From German Low German, from Middle Low German vlēt. Cognate to Dutch vliet, English fleet.

Pronunciation

  • IPA(key): /fleːt/

Noun

Fleet n (genitive Fleets, plural Fleete)

  1. a watercourse through marshland
  2. a kind of city canal similar to the Dutch gracht, found in Hamburg and some other northern German cities

Declension

fleet

fleet

See also: Fleet

English

Noun

fleet (plural fleets)

  1. A group of vessels or vehicles.
  2. Any group of associated items.
    • 2004, Jim Hoskins, Building an on Demand Computing Environment with IBM
      This is especially true in distributed printing environments, where a fleet of printers is shared by users on a network.
  3. (nautical) A number of vessels in company, especially war vessels; also, the collective naval force of a country, etc.
  4. (nautical, British Royal Navy) Any command of vessels exceeding a squadron in size, or a rear-admiral's command, composed of five sail-of-the-line, with any number of smaller vessels.
Translations

Etymology 2

From Middle English flet, flete, from Old English flēot (river, estuary)

Noun

fleet (plural fleets)

  1. (obsolete) A flood; a creek or inlet, a bay or estuary, a river subject to the tide. cognate to Low German fleet
    • Matthewes
      Together wove we nets to entrap the fish / In floods and sedgy fleets.
  2. (nautical) A location, as on a navigable river, where barges are secured.
Derived terms

Etymology 3

From Middle English fleten (float), from Old English flēotan (float)

Verb

fleet (third-person singular simple present fleets, present participle fleeting, simple past and past participle fleeted)

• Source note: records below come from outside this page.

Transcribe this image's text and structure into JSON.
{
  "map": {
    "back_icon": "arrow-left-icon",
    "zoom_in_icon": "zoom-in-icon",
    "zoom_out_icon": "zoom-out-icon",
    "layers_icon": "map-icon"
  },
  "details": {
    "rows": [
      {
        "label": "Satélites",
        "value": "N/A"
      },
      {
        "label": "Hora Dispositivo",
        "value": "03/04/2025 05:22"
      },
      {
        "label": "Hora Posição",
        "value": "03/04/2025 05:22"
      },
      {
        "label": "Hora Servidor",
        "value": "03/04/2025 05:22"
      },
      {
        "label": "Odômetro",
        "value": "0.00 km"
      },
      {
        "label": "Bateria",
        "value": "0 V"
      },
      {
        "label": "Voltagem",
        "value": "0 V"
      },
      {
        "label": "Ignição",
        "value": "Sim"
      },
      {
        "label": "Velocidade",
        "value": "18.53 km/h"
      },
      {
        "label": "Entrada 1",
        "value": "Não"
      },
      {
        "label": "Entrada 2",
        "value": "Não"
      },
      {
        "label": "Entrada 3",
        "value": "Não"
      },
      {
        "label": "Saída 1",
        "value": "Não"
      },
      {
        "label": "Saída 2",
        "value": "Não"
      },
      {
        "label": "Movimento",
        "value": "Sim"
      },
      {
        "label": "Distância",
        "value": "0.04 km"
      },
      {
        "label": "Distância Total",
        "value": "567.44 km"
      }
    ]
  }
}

  1. (obsolete) To float.
    [Antony] "Our sever'd navy too,
    Have knit again, and fleet, threat'ning most sea-like."
    -- Shakespeare, Antony and Cleopatra
  2. To pass over rapidly; to skim the surface of
    a ship that fleets the gulf
    (Can we find and add a quotation of Spenser to this entry?)
  3. To hasten over; to cause to pass away lightly, or in mirth and joy
    • Shakespeare
      Many young gentlemen flock to him, and fleet the time carelessly.
    And so through this dark world they fleet / Divided, till in death they meet; -- Percy Shelley, Rosalind and Helen.
  4. (nautical) To move up a rope, so as to haul to more advantage; especially to draw apart the blocks of a tackle.
    (Can we find and add a quotation of Totten to this entry?)
  5. (nautical, intransitive, of people) To move or change in position.
    • F. T. Bullen
      We got the long "stick" [] down and "fleeted" aft, where it was secured.
  6. (nautical, obsolete) To shift the position of dead-eyes when the shrouds are become too long.
  7. To cause to slip down the barrel of a capstan or windlass, as a rope or chain.
  8. To take the cream from; to skim.

Translations

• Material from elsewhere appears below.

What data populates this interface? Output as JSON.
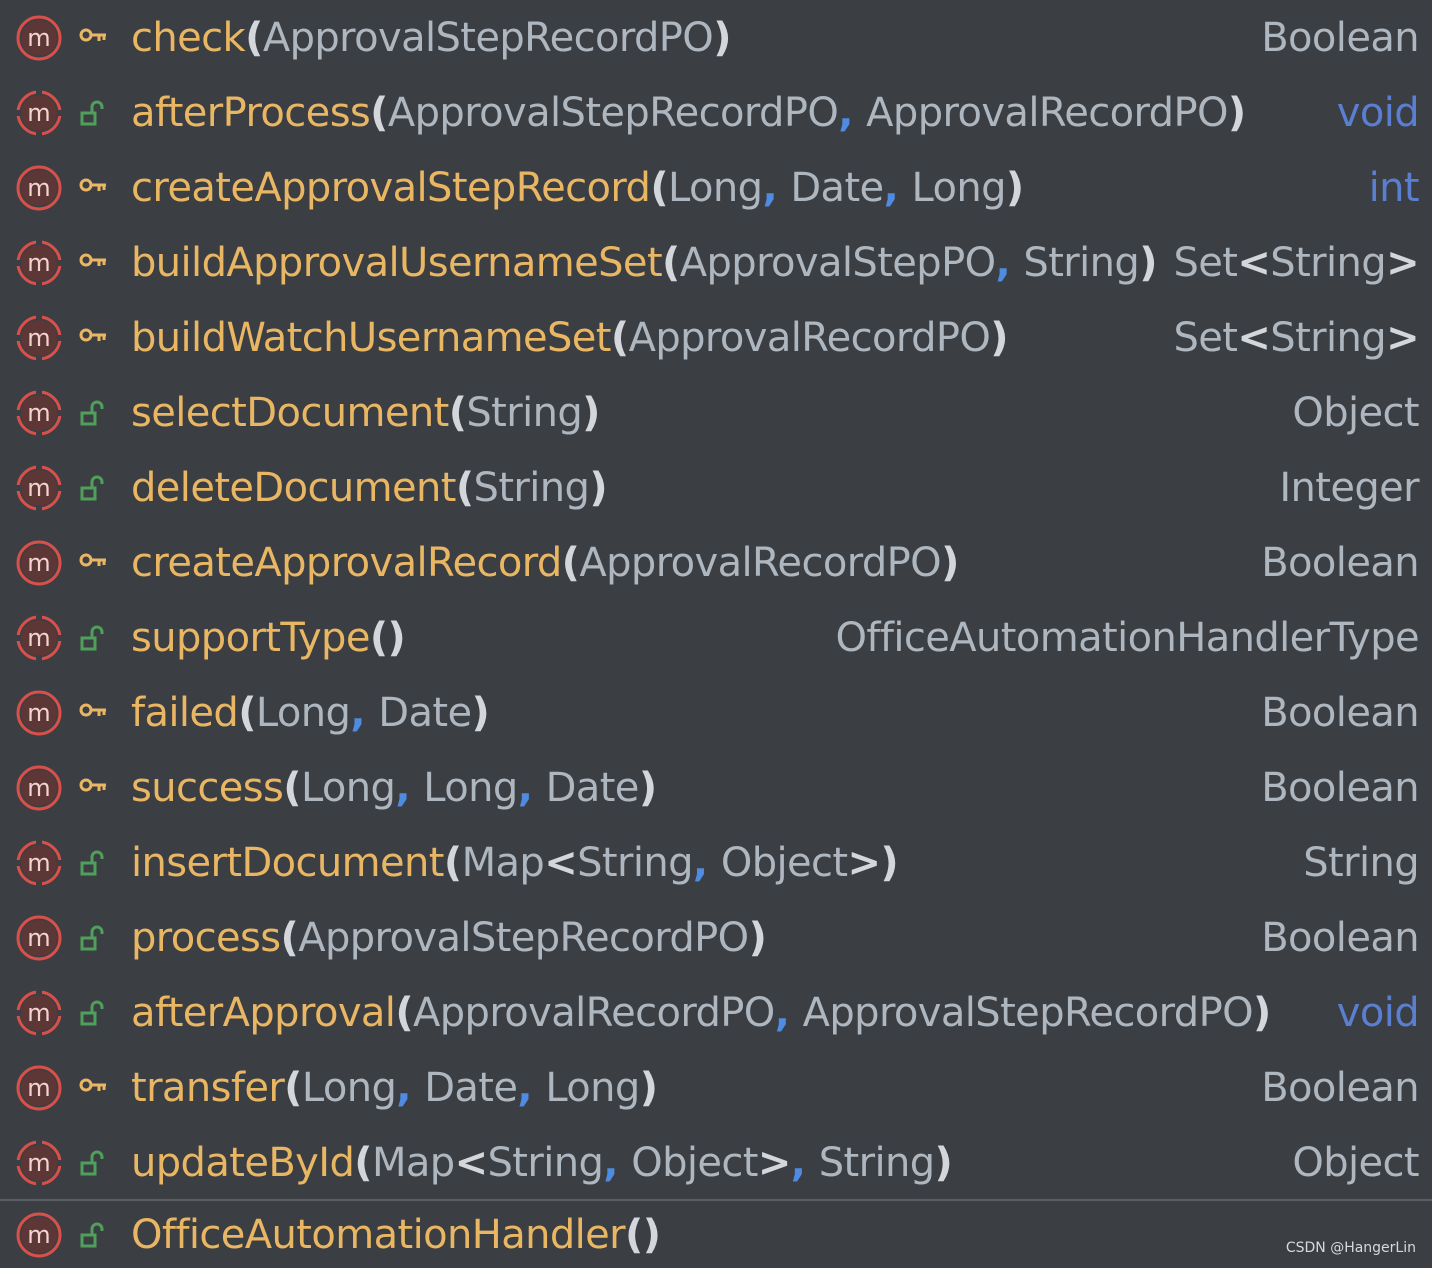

Adjective

fleet (comparative fleeter or more fleet, superlative fleetest or most fleet)

  1. (literary) Swift in motion; moving with velocity; light and quick in going from place to place; nimble; fast.
    • Milton
      In mail their horses clad, yet fleet and strong.
    • 1908: Kenneth Grahame, The Wind in the Willows
      [] it was not till the afternoon that they came out on the high-road, their first high-road; and there disaster, fleet and unforeseen, sprang out on them disaster momentous indeed to their expedition []
  2. (uncommon) Light; superficially thin; not penetrating deep, as soil.
    (Can we find and add a quotation of Mortimer to this entry?)
Derived terms